A History of Firehouse Musicals

In two weeks we open a great new musical, Interstate, that is vintage Mixed Blood: substantive, entertaining, predictably unpredictable, and bringing together people with difference. The firehouse bounces with youthful zeal and artistic excellence as director Jesca Prudencio guides eight actor-singers, four musicians, five designers, and a battery of other artists and artisans to great storytelling through vocal stylings that cross all genres.

Interstate is not without precedent. We have produced scores of original musicals in our Alan Page Auditorium, throughout the Upper Midwest, and in workplaces of all kinds. In our inaugural year, the year of the Bicentennial, Carl Lumbly and I wrote Badd High, a musical about a changing Minneapolis – nostalgia and tradition confront “progress.” One critic remarked, “to demean it would be like kicking a warm puppy.” But trust me, it was all heart, cleverly written, and poorly performed. The 1980’s launched such masterpieces as Rapmaster Ronnie (about Reagan), Motown Opera, Black Magic, and Baby Boomers Black Big Bands Meet The Great Falsettos, among others. (We did perform 504 performances of A…My Name Is Alice, but that wasn’t our creation.) In the 1990’s, we produced Ring of Fire, Baby Baby, Minnecanos, and Jevetta Steele and I mounted three versions of Black Belts.

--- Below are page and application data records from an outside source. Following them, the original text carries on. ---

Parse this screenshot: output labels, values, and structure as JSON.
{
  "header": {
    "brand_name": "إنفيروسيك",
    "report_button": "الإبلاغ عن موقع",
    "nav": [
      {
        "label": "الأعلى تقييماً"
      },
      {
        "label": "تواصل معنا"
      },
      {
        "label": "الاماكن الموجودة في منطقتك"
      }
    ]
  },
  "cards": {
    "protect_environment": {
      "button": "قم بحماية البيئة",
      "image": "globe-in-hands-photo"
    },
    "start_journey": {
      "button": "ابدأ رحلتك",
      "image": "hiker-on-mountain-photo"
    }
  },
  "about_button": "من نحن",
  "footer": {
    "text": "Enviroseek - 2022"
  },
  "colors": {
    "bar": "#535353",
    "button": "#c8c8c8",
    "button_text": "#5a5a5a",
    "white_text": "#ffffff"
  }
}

The new millennium showed maturation with Two Queens One Castle, Found, and Point of Revue in the oughts. We’ve gotten better and better until now as the Roaring 20’s kick off with Interstate, a musical with years of development, showcases, festivals, and now its world premiere in our Alan Page Auditorium, culminating a process that began when Jerry Ford was Prez! In that year we sang a Democrat into the West Wing. Perhaps Interstate…!